§ Activity
Every line in the entries where "true" is found should be copied.

§ Dataset records
^^^^^^^^
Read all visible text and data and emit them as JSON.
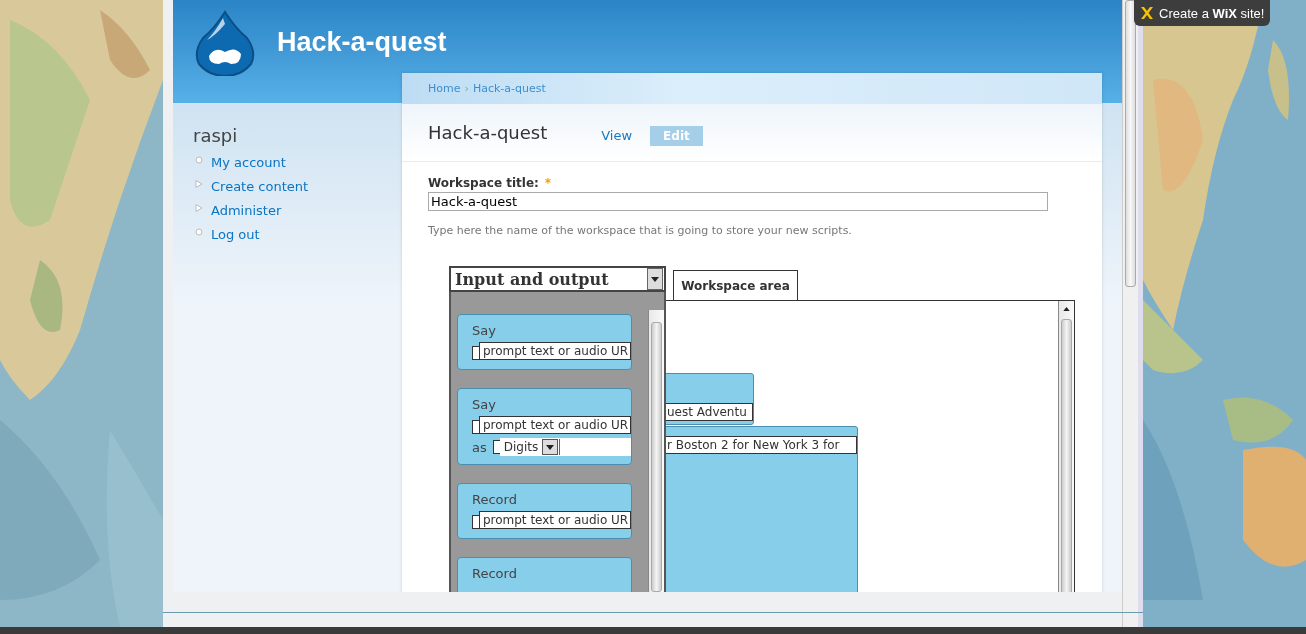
{
  "site": {
    "name": "Hack-a-quest"
  },
  "breadcrumb": {
    "items": [
      "Home",
      "Hack-a-quest"
    ],
    "separator": "›"
  },
  "user": {
    "name": "raspi",
    "menu": [
      {
        "label": "My account",
        "kind": "leaf"
      },
      {
        "label": "Create content",
        "kind": "collapsed"
      },
      {
        "label": "Administer",
        "kind": "collapsed"
      },
      {
        "label": "Log out",
        "kind": "leaf"
      }
    ]
  },
  "page": {
    "title": "Hack-a-quest",
    "tabs": [
      {
        "label": "View",
        "selected": false
      },
      {
        "label": "Edit",
        "selected": true
      }
    ]
  },
  "form": {
    "label": "Workspace title:",
    "required_mark": "*",
    "value": "Hack-a-quest",
    "description": "Type here the name of the workspace that is going to store your new scripts."
  },
  "editor": {
    "category": "Input and output",
    "workspace_tab": "Workspace area",
    "toolbox_blocks": [
      {
        "title": "Say",
        "inputs": [
          {
            "kind": "text",
            "value": "prompt text or audio UR"
          }
        ]
      },
      {
        "title": "Say",
        "inputs": [
          {
            "kind": "text",
            "value": "prompt text or audio UR"
          },
          {
            "kind": "select",
            "label": "as",
            "value": "Digits"
          }
        ]
      },
      {
        "title": "Record",
        "inputs": [
          {
            "kind": "text",
            "value": "prompt text or audio UR"
          }
        ]
      },
      {
        "title": "Record"
      }
    ],
    "workspace_blocks": [
      {
        "value": "uest Adventu"
      },
      {
        "value": "r Boston 2 for New York 3 for"
      }
    ]
  },
  "badge": {
    "text": "Create a **WiX** site!"
  }
}
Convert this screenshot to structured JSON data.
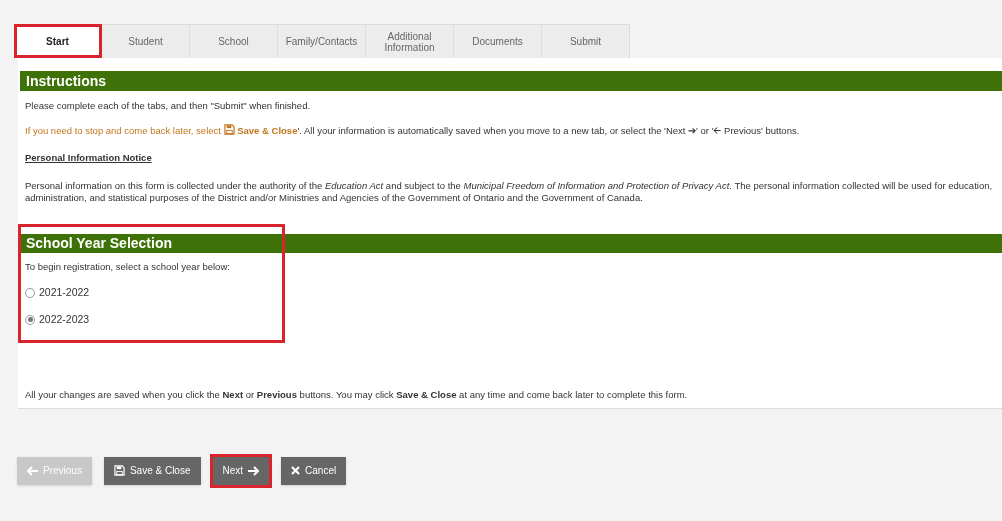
{
  "tabs": [
    {
      "label": "Start",
      "selected": true,
      "highlighted": true
    },
    {
      "label": "Student",
      "selected": false,
      "highlighted": false
    },
    {
      "label": "School",
      "selected": false,
      "highlighted": false
    },
    {
      "label": "Family/Contacts",
      "selected": false,
      "highlighted": false
    },
    {
      "label": "Additional Information",
      "selected": false,
      "highlighted": false
    },
    {
      "label": "Documents",
      "selected": false,
      "highlighted": false
    },
    {
      "label": "Submit",
      "selected": false,
      "highlighted": false
    }
  ],
  "instructions": {
    "title": "Instructions",
    "intro": "Please complete each of the tabs, and then \"Submit\" when finished.",
    "save_note_lead": "If you need to stop and come back later, select",
    "save_note_action": "Save & Close",
    "save_note_rest": "'. All your information is automatically saved when you move to a new tab, or select the 'Next ➔' or '🡨 Previous' buttons.",
    "notice_title": "Personal Information Notice",
    "notice_text": "Personal information on this form is collected under the authority of the *Education Act* and subject to the *Municipal Freedom of Information and Protection of Privacy Act*. The personal information collected will be used for education, administration, and statistical purposes of the District and/or Ministries and Agencies of the Government of Ontario and the Government of Canada."
  },
  "school_year": {
    "title": "School Year Selection",
    "highlighted": true,
    "prompt": "To begin registration, select a school year below:",
    "options": [
      {
        "label": "2021-2022",
        "selected": false
      },
      {
        "label": "2022-2023",
        "selected": true
      }
    ]
  },
  "footer_note": "All your changes are saved when you click the **Next** or **Previous** buttons. You may click **Save & Close** at any time and come back later to complete this form.",
  "buttons": [
    {
      "kind": "previous",
      "label": "Previous",
      "disabled": true,
      "highlighted": false
    },
    {
      "kind": "save",
      "label": "Save & Close",
      "disabled": false,
      "highlighted": false
    },
    {
      "kind": "next",
      "label": "Next",
      "disabled": false,
      "highlighted": true
    },
    {
      "kind": "cancel",
      "label": "Cancel",
      "disabled": false,
      "highlighted": false
    }
  ]
}
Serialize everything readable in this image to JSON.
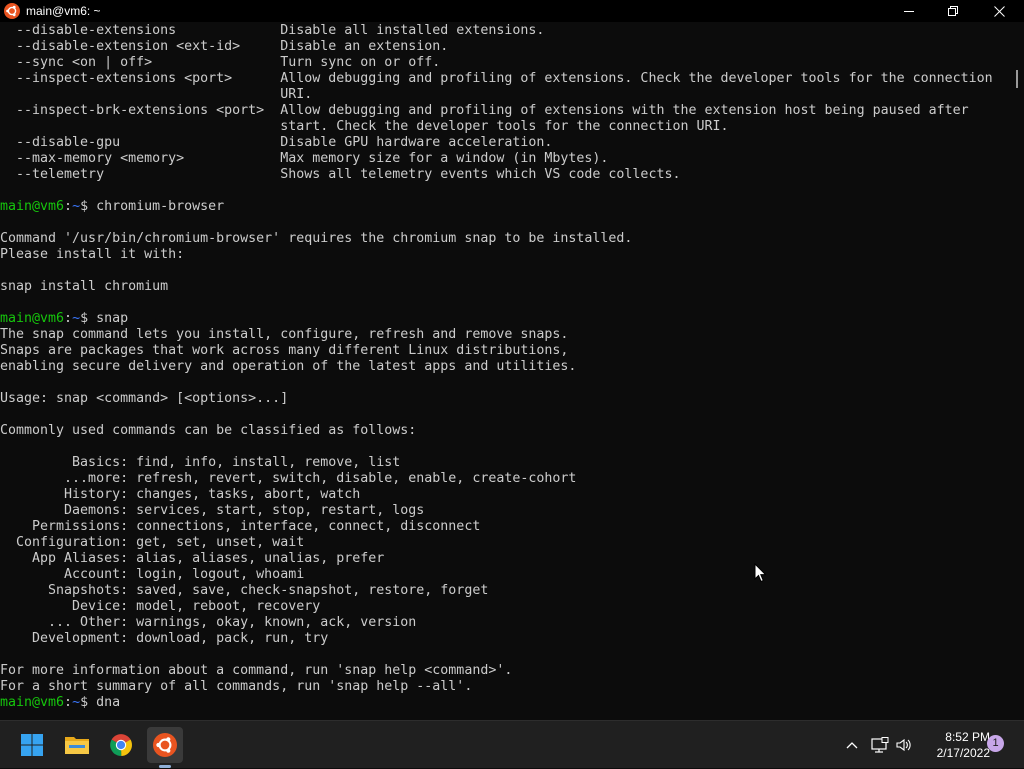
{
  "window": {
    "title": "main@vm6: ~",
    "app_icon": "ubuntu-icon"
  },
  "terminal": {
    "prompt_user": "main@vm6",
    "prompt_sep": ":",
    "prompt_path": "~",
    "prompt_end": "$ ",
    "lines": [
      {
        "type": "text",
        "text": "  --disable-extensions             Disable all installed extensions."
      },
      {
        "type": "text",
        "text": "  --disable-extension <ext-id>     Disable an extension."
      },
      {
        "type": "text",
        "text": "  --sync <on | off>                Turn sync on or off."
      },
      {
        "type": "text",
        "text": "  --inspect-extensions <port>      Allow debugging and profiling of extensions. Check the developer tools for the connection"
      },
      {
        "type": "text",
        "text": "                                   URI."
      },
      {
        "type": "text",
        "text": "  --inspect-brk-extensions <port>  Allow debugging and profiling of extensions with the extension host being paused after"
      },
      {
        "type": "text",
        "text": "                                   start. Check the developer tools for the connection URI."
      },
      {
        "type": "text",
        "text": "  --disable-gpu                    Disable GPU hardware acceleration."
      },
      {
        "type": "text",
        "text": "  --max-memory <memory>            Max memory size for a window (in Mbytes)."
      },
      {
        "type": "text",
        "text": "  --telemetry                      Shows all telemetry events which VS code collects."
      },
      {
        "type": "text",
        "text": ""
      },
      {
        "type": "prompt",
        "text": "chromium-browser"
      },
      {
        "type": "text",
        "text": ""
      },
      {
        "type": "text",
        "text": "Command '/usr/bin/chromium-browser' requires the chromium snap to be installed."
      },
      {
        "type": "text",
        "text": "Please install it with:"
      },
      {
        "type": "text",
        "text": ""
      },
      {
        "type": "text",
        "text": "snap install chromium"
      },
      {
        "type": "text",
        "text": ""
      },
      {
        "type": "prompt",
        "text": "snap"
      },
      {
        "type": "text",
        "text": "The snap command lets you install, configure, refresh and remove snaps."
      },
      {
        "type": "text",
        "text": "Snaps are packages that work across many different Linux distributions,"
      },
      {
        "type": "text",
        "text": "enabling secure delivery and operation of the latest apps and utilities."
      },
      {
        "type": "text",
        "text": ""
      },
      {
        "type": "text",
        "text": "Usage: snap <command> [<options>...]"
      },
      {
        "type": "text",
        "text": ""
      },
      {
        "type": "text",
        "text": "Commonly used commands can be classified as follows:"
      },
      {
        "type": "text",
        "text": ""
      },
      {
        "type": "text",
        "text": "         Basics: find, info, install, remove, list"
      },
      {
        "type": "text",
        "text": "        ...more: refresh, revert, switch, disable, enable, create-cohort"
      },
      {
        "type": "text",
        "text": "        History: changes, tasks, abort, watch"
      },
      {
        "type": "text",
        "text": "        Daemons: services, start, stop, restart, logs"
      },
      {
        "type": "text",
        "text": "    Permissions: connections, interface, connect, disconnect"
      },
      {
        "type": "text",
        "text": "  Configuration: get, set, unset, wait"
      },
      {
        "type": "text",
        "text": "    App Aliases: alias, aliases, unalias, prefer"
      },
      {
        "type": "text",
        "text": "        Account: login, logout, whoami"
      },
      {
        "type": "text",
        "text": "      Snapshots: saved, save, check-snapshot, restore, forget"
      },
      {
        "type": "text",
        "text": "         Device: model, reboot, recovery"
      },
      {
        "type": "text",
        "text": "      ... Other: warnings, okay, known, ack, version"
      },
      {
        "type": "text",
        "text": "    Development: download, pack, run, try"
      },
      {
        "type": "text",
        "text": ""
      },
      {
        "type": "text",
        "text": "For more information about a command, run 'snap help <command>'."
      },
      {
        "type": "text",
        "text": "For a short summary of all commands, run 'snap help --all'."
      },
      {
        "type": "prompt",
        "text": "dna"
      }
    ]
  },
  "taskbar": {
    "apps": [
      {
        "name": "start-button",
        "icon": "windows-logo-icon"
      },
      {
        "name": "file-explorer",
        "icon": "folder-icon"
      },
      {
        "name": "chrome",
        "icon": "chrome-icon"
      },
      {
        "name": "ubuntu-terminal",
        "icon": "ubuntu-icon",
        "active": true
      }
    ],
    "tray_icons": [
      "chevron-up-icon",
      "network-icon",
      "volume-icon"
    ],
    "time": "8:52 PM",
    "date": "2/17/2022",
    "notification_count": "1"
  },
  "colors": {
    "terminal_bg": "#0c0c0c",
    "terminal_fg": "#cccccc",
    "prompt_user": "#16c60c",
    "prompt_path": "#3b78ff",
    "ubuntu_orange": "#e95420",
    "taskbar_bg": "#202020"
  }
}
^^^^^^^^
§ Task solution
        "selected": true
      "selected": true,
      "highlighted": true
    "highlighted": true,
        "selected": true
      "disabled": true,
      "highlighted": true
        "active": true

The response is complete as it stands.